Orlando Science Center's exhibit halls feature a vast array of exciting interactive experiences! Learning has never been so fun with these hands on educational exhibits. From down to earth explorations in natural science to the high-tech world of simulation technology, everywhere you look, you'll find educational and entertaining opportunities to explore, experiment, and discover.
The Orlando Science Center is home to some of the most exciting traveling exhibits in the country. When these exhibits are in town they are only here for a limited time, so don’t miss the opportunity to see them!
As great as our traveling exhibits are, there are some exhibits that are the staple of the Orlando Science Center. NatureWorks will have you up close and personal with some of nature’s most fascinating reptiles. At DinoDigs, you’ll step back into the prehistoric age. Discover the dynamic forces and systems that shape our Earth, as well as other planets in Our Planet, Our Universe. Explore such concepts as electricity and magnetism, lasers, soundwaves, and nature’s forces in Science Park. No visit to the Science Center is complete without a trip to KidsTown, an interactive world dedicated to our smaller explorers.
Science Live! Programs
What’s the difference between a great visit to a Science Center and a memorable visit? Live programs. Our exhibits are designed to inspire curiosity and exploration, our Science Live! programs are designed to bring the exhibits to life. Whether it’s a show in the Digital Adventure Theater or a one-to-one interaction with a volunteer at the Crosby Observatory, our live programs create the kind of impact that can last a lifetime.
Looking for little more “hard science” in your next Science Center visit? Look no further than the Science Stations located throughout the facility. Science Stations are a cross between exhibits and live programs in that they’re exhibits that typically include a live program to truly bring the experience to life. Science Stations provide an in-depth look at their respective subject matter in an entertaining way. Be sure to check your program schedule to see which Science Stations are conducting demonstrations on the day of your next visit.

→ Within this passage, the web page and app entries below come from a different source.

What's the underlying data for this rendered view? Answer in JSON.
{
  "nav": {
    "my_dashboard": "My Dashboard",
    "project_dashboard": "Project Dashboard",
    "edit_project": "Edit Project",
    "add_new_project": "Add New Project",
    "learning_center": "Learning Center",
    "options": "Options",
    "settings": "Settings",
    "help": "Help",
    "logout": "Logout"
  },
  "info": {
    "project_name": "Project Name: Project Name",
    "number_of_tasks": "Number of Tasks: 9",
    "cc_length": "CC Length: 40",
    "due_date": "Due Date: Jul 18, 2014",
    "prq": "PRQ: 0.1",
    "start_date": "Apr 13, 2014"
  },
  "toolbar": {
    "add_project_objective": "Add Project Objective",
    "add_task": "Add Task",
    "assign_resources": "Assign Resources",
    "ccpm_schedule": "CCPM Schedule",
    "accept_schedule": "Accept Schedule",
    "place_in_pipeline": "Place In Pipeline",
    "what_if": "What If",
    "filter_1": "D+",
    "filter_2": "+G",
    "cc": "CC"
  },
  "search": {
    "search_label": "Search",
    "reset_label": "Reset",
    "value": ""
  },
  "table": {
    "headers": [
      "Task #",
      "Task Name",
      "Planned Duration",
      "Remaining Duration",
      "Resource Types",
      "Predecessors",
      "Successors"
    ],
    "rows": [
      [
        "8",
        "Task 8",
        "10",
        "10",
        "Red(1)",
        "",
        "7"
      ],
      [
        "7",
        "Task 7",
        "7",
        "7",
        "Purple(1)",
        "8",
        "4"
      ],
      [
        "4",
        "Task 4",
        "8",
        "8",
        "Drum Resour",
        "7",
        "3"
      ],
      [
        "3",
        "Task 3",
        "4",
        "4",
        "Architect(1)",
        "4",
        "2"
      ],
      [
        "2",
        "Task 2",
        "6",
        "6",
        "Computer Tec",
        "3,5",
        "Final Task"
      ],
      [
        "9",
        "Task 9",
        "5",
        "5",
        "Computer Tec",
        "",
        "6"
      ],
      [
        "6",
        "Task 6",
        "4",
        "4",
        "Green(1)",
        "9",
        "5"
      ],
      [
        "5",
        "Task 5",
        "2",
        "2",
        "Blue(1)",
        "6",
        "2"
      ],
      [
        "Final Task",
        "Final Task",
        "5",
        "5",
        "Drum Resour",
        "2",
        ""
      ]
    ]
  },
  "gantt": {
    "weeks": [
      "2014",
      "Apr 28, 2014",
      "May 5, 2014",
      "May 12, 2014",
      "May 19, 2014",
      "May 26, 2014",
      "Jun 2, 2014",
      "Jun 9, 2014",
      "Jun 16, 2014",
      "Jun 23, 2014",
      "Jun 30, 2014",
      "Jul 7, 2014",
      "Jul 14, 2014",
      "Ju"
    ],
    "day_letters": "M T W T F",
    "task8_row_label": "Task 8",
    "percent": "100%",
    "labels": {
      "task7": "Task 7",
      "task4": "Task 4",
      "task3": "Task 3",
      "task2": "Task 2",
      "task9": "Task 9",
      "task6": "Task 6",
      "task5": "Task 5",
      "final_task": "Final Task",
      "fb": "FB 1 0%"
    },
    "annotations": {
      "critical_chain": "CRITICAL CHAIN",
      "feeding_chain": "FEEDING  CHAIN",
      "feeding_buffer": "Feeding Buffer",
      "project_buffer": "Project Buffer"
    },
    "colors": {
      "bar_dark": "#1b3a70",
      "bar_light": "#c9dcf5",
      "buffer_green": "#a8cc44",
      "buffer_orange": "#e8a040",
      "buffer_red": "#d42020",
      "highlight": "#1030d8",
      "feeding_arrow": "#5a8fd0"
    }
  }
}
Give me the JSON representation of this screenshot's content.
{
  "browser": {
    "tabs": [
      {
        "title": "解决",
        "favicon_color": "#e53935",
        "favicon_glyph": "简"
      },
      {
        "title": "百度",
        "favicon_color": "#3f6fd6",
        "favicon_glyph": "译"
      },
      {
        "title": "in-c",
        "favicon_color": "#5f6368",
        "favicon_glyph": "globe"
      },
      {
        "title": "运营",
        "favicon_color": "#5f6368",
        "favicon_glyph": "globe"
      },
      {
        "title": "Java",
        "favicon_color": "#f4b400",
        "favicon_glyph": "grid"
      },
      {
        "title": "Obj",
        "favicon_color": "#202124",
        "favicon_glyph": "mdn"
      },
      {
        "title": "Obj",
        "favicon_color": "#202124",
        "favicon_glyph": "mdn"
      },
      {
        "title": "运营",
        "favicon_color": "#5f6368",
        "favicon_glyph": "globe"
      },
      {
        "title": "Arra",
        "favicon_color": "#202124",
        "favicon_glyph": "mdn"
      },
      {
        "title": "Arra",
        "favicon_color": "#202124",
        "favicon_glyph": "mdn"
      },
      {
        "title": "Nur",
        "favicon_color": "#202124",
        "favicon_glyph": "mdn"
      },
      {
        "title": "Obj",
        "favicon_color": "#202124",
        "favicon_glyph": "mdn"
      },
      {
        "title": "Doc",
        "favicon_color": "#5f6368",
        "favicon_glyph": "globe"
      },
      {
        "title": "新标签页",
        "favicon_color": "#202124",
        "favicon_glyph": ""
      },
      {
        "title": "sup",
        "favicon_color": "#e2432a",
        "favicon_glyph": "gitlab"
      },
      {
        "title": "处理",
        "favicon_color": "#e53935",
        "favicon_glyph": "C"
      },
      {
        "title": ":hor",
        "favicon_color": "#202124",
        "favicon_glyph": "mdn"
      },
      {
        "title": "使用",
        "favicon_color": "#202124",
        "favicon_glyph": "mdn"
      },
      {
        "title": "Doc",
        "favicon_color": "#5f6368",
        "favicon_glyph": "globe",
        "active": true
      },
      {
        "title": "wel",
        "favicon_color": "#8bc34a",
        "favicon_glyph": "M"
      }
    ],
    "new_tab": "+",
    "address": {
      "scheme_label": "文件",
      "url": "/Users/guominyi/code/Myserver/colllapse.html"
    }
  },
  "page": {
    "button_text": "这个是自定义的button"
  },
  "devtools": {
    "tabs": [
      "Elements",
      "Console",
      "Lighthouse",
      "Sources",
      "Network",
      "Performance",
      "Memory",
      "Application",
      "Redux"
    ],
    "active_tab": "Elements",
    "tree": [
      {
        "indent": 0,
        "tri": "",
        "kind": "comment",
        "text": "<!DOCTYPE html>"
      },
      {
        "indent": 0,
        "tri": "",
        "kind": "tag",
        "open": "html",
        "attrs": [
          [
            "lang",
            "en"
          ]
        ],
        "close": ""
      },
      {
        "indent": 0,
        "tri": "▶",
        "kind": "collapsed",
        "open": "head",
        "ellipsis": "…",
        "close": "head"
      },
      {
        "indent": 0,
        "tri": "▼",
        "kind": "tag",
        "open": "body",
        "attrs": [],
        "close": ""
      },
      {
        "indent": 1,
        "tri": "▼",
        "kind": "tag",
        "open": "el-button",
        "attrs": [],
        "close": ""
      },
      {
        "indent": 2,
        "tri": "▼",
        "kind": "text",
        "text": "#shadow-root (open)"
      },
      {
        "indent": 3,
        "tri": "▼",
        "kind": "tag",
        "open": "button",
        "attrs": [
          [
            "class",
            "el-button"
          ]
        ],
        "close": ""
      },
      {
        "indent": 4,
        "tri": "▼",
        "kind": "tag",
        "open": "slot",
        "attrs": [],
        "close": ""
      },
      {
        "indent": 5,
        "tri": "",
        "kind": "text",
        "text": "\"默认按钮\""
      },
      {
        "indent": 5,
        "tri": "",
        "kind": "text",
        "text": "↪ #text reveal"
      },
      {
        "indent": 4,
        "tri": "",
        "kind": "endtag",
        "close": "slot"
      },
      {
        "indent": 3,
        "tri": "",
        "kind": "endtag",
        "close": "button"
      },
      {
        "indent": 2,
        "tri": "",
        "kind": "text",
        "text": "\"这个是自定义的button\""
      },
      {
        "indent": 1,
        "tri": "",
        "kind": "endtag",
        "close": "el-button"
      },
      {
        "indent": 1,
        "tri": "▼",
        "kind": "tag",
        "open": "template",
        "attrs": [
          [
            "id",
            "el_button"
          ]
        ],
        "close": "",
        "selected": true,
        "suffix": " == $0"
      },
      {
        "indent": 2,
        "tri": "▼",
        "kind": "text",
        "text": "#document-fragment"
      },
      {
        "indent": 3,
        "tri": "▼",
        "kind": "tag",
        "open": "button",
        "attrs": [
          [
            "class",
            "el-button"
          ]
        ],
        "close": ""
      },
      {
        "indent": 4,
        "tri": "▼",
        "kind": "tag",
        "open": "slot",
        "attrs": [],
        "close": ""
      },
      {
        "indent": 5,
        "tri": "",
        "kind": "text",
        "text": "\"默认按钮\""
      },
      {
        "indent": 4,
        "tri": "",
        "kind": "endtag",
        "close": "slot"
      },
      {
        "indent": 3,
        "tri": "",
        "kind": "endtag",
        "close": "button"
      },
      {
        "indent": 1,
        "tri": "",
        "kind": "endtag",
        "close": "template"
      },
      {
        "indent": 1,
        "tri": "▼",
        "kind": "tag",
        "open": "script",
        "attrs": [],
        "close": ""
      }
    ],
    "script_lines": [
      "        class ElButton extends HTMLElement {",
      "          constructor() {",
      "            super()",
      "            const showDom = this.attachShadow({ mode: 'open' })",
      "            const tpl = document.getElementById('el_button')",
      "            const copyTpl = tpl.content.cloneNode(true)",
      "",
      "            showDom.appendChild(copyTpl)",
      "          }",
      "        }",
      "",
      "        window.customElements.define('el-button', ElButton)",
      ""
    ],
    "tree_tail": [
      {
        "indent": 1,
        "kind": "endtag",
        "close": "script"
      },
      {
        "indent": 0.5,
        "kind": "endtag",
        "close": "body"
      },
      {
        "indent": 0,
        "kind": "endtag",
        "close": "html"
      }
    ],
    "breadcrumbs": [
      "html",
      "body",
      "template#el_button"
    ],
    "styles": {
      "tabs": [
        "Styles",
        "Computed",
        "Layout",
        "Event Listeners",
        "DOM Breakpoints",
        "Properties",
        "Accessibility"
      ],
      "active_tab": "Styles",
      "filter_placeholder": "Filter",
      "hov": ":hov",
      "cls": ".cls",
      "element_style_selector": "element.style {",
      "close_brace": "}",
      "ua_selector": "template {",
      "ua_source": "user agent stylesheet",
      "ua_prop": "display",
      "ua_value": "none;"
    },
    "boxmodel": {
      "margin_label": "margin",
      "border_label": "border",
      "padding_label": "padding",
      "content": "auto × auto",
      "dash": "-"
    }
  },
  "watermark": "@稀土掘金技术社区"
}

The aluminum-domed Crosby Observatory atop Orlando Science Center houses Florida's largest publicly accessible refractor telescope. This one-of-a-kind custom-built telescope, along with several smaller scopes, are available at selected times for solar and night sky viewing.

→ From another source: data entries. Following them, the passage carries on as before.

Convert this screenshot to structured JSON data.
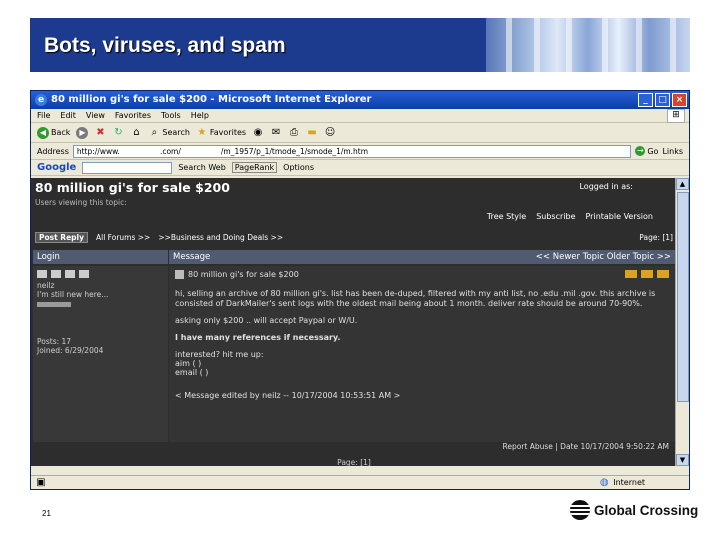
{
  "slide": {
    "title": "Bots, viruses, and spam",
    "number": "21"
  },
  "browser": {
    "window_title": "80 million gi's for sale $200 - Microsoft Internet Explorer",
    "menu": [
      "File",
      "Edit",
      "View",
      "Favorites",
      "Tools",
      "Help"
    ],
    "toolbar": {
      "back": "Back",
      "search": "Search",
      "favorites": "Favorites"
    },
    "address": {
      "label": "Address",
      "url_part1": "http://www.",
      "url_part2": ".com/",
      "url_part3": "/m_1957/p_1/tmode_1/smode_1/m.htm",
      "go": "Go",
      "links": "Links"
    },
    "google": {
      "logo": "Google",
      "search_web": "Search Web",
      "pagerank": "PageRank",
      "options": "Options"
    },
    "status": {
      "zone": "Internet"
    }
  },
  "forum": {
    "topic_title": "80 million gi's for sale $200",
    "logged_in": "Logged in as:",
    "viewing": "Users viewing this topic:",
    "options": [
      "Tree Style",
      "Subscribe",
      "Printable Version"
    ],
    "post_reply": "Post Reply",
    "breadcrumb_forums": "All Forums >>",
    "breadcrumb_section": ">>Business and Doing Deals >>",
    "page": "Page: [1]",
    "col_login": "Login",
    "col_message": "Message",
    "topic_nav": "<< Newer Topic  Older Topic >>",
    "user": {
      "name": "neilz",
      "rank": "I'm still new here...",
      "posts": "Posts: 17",
      "joined": "Joined: 6/29/2004"
    },
    "message": {
      "subject": "80 million gi's for sale $200",
      "paragraph1": "hi, selling an archive of 80 million gi's. list has been de-duped, filtered with my anti list, no .edu .mil .gov. this archive is consisted of DarkMailer's sent logs with the oldest mail being about 1 month. deliver rate should be around 70-90%.",
      "paragraph2": "asking only $200 .. will accept Paypal or W/U.",
      "paragraph3": "I have many references if necessary.",
      "contact_intro": "interested? hit me up:",
      "contact_aim": "aim (                  )",
      "contact_email": "email (                    )",
      "edited": "< Message edited by neilz -- 10/17/2004 10:53:51 AM >"
    },
    "post_footer": "Report Abuse  |  Date 10/17/2004 9:50:22 AM",
    "pages_bottom": "Page:  [1]"
  },
  "footer": {
    "company": "Global Crossing"
  },
  "colors": {
    "header_bg": "#1c3a8e",
    "forum_bg": "#2d2d2d",
    "table_header": "#505a70"
  }
}
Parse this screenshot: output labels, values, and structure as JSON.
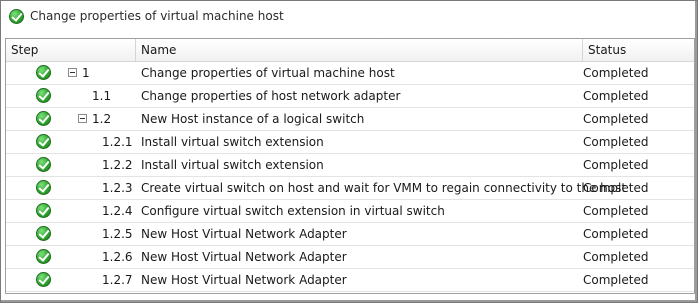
{
  "dialog": {
    "title": "Change properties of virtual machine host",
    "title_icon": "check-circle-icon"
  },
  "columns": {
    "step": "Step",
    "name": "Name",
    "status": "Status"
  },
  "rows": [
    {
      "step": "1",
      "name": "Change properties of virtual machine host",
      "status": "Completed",
      "expandable": true,
      "level": 0
    },
    {
      "step": "1.1",
      "name": "Change properties of host network adapter",
      "status": "Completed",
      "expandable": false,
      "level": 1
    },
    {
      "step": "1.2",
      "name": "New Host instance of a logical switch",
      "status": "Completed",
      "expandable": true,
      "level": 1
    },
    {
      "step": "1.2.1",
      "name": "Install virtual switch extension",
      "status": "Completed",
      "expandable": false,
      "level": 2
    },
    {
      "step": "1.2.2",
      "name": "Install virtual switch extension",
      "status": "Completed",
      "expandable": false,
      "level": 2
    },
    {
      "step": "1.2.3",
      "name": "Create virtual switch on host and wait for VMM to regain connectivity to the host",
      "status": "Completed",
      "expandable": false,
      "level": 2
    },
    {
      "step": "1.2.4",
      "name": "Configure virtual switch extension in virtual switch",
      "status": "Completed",
      "expandable": false,
      "level": 2
    },
    {
      "step": "1.2.5",
      "name": "New Host Virtual Network Adapter",
      "status": "Completed",
      "expandable": false,
      "level": 2
    },
    {
      "step": "1.2.6",
      "name": "New Host Virtual Network Adapter",
      "status": "Completed",
      "expandable": false,
      "level": 2
    },
    {
      "step": "1.2.7",
      "name": "New Host Virtual Network Adapter",
      "status": "Completed",
      "expandable": false,
      "level": 2
    }
  ]
}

18 May 2011
Posted in KidsTown
Pinwheels are an age old craft that your Grandma will remember. Put together these pretty wind decorations and stick them in your garden. Encourage your kids to observe the pinwheel to get a look at wind speed and direction.
What you'll need:
- Colored card stock or construction paper
- Thumbtack or stick pin
- Pencil with new eraser
- White craft glue
How to make it:
- Print the pattern onto plain copy or printer paper.
- Cut the square pattern out, cutting on the solid lines.
- Lay pattern on top of colored paper and trace the square. Cut out the square from the colored paper.
- Keep the pattern square on top of the colored square. Either hold it in place with your fingers or tape it down lightly on two of the sides.
- Cut through the pattern and the colored paper along the dotted lines but do not cut in to the center circle.
- Use a thumbtack or stick pin to poke out the holes in every other corner as indicated on the pattern. Set the pattern piece aside.
- Take one corner (one with a hole) and fold it toward the center of the square. Fold the next corner that has a hole and fold it toward the center on top of the first holed corner. Repeat with the other two corners with holes until all four are folded into the center. Glue the folds to each other and to the center. Hold together until dry.
- Push the thumbtack through the center of the pinwheel and into the eraser of the pencil. Make sure the pinwheel isn’t touching the eraser or it won’t spin.
- Glue some sequins to the flaps of the pinwheel and let dry.
As your kids observe the pinwheel moving, ask them these questions...
- If the pinwheel blows faster, what does that mean about the wind?
- When the pinwheel blows this direction, where is the wind coming from? What if it changes direction?